January 9, 2013
ESSEX, ENGLAND (Jan. 9, 3 p.m. ET) — Couples do more recycling than singles, and single women recycle more than single men, at least in the United Kingdom, according to new research.
Using data from more than 5,000 households as part of the Understanding Society survey, Essex University doctoral student Hazel Pettifor discovered that 79 percent of opposite-sex couples recycle their trash in the U.K. The number drops to 69 percent among women living alone, while only 58 percent of single men recycle.

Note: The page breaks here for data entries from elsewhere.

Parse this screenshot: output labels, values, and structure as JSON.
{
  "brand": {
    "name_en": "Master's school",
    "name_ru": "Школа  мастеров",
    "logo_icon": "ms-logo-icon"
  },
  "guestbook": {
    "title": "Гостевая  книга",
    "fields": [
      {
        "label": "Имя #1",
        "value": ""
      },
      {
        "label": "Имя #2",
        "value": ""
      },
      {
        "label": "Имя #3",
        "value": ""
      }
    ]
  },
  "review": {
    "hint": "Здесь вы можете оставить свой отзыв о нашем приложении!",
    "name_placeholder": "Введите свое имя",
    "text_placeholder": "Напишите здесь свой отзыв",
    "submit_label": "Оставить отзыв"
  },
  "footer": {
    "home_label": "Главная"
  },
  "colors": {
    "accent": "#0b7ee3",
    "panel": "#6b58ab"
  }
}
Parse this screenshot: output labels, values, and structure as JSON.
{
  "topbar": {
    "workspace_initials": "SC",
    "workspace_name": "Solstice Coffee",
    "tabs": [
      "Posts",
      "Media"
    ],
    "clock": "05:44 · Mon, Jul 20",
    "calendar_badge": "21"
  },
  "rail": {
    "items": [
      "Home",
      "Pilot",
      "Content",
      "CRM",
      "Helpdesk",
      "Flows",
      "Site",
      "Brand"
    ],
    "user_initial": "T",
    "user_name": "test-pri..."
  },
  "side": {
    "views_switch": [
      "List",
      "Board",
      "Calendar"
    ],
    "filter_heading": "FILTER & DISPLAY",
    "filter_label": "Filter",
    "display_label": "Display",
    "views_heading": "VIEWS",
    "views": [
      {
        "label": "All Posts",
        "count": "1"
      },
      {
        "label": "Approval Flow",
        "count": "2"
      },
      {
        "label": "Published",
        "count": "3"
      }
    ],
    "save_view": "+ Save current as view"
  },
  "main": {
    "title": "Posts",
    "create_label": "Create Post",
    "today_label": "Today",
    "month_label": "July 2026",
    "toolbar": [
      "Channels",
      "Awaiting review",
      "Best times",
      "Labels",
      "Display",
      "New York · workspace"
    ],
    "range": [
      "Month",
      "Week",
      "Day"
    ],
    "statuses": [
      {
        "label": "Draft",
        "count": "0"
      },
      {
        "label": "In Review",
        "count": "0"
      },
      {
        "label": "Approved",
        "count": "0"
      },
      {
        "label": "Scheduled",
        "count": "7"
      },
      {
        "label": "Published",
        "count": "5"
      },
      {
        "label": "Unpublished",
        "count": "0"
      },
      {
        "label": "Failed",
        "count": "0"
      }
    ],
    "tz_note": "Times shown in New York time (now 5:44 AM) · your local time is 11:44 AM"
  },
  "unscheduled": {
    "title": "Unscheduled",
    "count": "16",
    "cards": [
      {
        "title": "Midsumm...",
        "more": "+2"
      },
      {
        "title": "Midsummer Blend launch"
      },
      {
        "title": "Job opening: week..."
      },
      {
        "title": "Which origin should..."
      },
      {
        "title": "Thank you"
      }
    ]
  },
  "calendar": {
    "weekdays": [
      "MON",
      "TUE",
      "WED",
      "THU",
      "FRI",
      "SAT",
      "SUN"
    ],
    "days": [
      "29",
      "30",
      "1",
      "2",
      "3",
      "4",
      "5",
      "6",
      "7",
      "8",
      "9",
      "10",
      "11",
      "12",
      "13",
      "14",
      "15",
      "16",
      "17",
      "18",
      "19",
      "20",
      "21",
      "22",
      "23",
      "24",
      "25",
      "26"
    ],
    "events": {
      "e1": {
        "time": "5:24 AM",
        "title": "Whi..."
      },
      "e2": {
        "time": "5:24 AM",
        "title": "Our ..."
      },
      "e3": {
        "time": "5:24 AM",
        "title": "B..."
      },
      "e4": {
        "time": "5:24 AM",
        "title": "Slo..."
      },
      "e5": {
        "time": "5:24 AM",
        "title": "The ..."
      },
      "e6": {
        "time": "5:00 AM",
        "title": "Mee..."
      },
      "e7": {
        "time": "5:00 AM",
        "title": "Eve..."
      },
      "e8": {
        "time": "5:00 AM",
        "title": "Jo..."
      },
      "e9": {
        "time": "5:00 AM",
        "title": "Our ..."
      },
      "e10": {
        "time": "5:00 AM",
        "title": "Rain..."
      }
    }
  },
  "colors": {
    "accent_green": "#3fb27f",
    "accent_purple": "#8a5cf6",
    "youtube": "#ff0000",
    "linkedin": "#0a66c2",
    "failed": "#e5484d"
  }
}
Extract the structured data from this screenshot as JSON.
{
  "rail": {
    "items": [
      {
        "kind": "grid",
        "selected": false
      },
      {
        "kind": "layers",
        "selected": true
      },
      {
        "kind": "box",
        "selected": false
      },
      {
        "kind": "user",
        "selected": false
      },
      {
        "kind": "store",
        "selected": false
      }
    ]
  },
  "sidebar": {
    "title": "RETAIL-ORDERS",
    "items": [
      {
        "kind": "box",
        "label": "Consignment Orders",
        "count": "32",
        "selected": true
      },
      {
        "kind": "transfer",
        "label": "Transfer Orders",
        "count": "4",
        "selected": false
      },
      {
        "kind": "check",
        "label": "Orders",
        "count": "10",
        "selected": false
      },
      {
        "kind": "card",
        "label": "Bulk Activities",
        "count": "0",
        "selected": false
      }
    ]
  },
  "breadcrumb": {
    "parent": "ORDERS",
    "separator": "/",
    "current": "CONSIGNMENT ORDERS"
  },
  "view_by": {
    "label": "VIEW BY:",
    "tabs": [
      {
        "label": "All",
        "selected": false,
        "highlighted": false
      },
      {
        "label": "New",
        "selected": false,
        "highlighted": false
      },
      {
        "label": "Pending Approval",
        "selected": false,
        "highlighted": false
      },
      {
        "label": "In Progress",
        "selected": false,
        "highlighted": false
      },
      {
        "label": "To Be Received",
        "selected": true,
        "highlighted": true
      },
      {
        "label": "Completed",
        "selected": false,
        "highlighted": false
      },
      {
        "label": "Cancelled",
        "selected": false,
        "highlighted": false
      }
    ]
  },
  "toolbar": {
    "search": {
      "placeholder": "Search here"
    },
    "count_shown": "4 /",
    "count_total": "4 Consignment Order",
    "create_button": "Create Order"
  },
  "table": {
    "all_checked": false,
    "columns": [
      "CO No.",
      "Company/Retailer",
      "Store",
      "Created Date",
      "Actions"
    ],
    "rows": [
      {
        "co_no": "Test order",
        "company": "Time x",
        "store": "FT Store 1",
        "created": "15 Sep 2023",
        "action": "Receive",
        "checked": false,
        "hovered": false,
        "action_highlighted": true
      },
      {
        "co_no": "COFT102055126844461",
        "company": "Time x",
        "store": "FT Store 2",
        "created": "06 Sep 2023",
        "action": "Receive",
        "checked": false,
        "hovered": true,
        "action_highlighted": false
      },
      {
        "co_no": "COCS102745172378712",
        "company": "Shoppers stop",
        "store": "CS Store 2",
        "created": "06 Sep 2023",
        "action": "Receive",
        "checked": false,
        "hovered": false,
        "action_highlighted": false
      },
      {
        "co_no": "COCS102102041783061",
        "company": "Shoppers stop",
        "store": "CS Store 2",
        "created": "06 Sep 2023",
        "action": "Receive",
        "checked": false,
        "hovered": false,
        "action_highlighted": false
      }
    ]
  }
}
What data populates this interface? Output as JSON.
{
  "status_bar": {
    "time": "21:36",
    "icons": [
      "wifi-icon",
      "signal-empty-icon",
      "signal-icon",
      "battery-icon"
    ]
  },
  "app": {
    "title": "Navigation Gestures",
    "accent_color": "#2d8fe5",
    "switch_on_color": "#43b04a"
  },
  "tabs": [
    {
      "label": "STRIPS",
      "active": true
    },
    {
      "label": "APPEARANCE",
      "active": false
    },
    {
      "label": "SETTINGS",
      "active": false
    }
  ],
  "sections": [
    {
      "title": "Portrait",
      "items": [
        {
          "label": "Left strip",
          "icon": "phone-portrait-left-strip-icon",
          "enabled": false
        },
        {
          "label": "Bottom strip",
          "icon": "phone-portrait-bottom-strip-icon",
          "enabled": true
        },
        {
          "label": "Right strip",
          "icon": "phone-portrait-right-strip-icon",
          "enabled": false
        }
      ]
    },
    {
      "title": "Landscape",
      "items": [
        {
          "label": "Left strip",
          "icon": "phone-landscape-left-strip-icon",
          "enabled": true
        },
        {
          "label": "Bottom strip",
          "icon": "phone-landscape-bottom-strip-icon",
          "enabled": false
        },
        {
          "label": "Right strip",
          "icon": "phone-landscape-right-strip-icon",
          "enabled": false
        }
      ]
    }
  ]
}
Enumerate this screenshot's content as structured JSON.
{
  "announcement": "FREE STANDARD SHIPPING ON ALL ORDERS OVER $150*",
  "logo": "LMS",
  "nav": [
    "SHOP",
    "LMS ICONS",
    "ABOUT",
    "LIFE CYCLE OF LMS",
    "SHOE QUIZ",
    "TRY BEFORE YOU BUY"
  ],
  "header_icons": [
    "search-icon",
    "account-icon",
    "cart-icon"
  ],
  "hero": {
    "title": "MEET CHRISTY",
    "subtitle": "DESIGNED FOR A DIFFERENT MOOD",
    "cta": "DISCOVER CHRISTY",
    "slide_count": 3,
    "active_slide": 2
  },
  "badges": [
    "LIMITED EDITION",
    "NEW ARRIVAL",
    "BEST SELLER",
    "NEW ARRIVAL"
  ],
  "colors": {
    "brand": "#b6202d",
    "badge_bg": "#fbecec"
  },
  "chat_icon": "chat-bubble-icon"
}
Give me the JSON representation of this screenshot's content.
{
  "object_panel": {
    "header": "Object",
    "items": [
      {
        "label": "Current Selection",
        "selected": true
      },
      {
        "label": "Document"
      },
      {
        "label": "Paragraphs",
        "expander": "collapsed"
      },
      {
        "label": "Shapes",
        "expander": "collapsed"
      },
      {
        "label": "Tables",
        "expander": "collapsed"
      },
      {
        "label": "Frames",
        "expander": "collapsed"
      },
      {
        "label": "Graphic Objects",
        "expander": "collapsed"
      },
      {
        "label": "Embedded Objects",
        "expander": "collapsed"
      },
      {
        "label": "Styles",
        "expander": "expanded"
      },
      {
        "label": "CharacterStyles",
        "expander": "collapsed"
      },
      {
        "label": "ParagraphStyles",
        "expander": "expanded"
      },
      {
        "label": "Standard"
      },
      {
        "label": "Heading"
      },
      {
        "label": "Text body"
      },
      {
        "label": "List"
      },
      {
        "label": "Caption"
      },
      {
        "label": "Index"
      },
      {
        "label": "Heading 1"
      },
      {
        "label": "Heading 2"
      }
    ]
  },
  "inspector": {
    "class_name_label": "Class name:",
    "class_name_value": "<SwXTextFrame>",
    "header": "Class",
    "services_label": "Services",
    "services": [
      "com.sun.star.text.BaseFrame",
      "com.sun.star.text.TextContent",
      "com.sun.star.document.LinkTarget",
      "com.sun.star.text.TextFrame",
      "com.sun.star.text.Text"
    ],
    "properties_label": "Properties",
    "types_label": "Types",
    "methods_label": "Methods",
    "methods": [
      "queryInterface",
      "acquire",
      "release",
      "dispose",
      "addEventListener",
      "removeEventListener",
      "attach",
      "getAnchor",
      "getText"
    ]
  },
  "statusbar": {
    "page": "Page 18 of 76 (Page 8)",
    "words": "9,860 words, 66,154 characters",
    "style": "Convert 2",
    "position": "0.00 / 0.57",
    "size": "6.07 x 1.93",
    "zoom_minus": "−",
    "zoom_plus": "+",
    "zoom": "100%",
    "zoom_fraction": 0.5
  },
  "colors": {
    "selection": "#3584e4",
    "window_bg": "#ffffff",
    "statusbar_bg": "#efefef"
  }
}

Recycling is also moving away from being a “green act” in the UK and is now seems to be just a part of housework, Pettifor said in a podcast describing her research. She also said that women are more like to recycle waste away from the kitchen, such as textiles, and are doing more than their fair share of recycling overall.
“In the same way that housework tasks are often split, with the woman of the house taking on the daily, routine activities, it is likely that women are emptying and rinsing out containers, removing lids and labels and sorting waste,” Pettifor told the Guardian, “while their menfolk make the fortnightly trip to the bottle bank or put the bins out.”
The governments in the U.K. want 50 percent of all waste recycled by 2020, the Guardian reported. As of now, recycling rates stand at 41.5 percent in England and Wales, 39.7 percent in Northern Ireland and 37.2 percent in Scotland.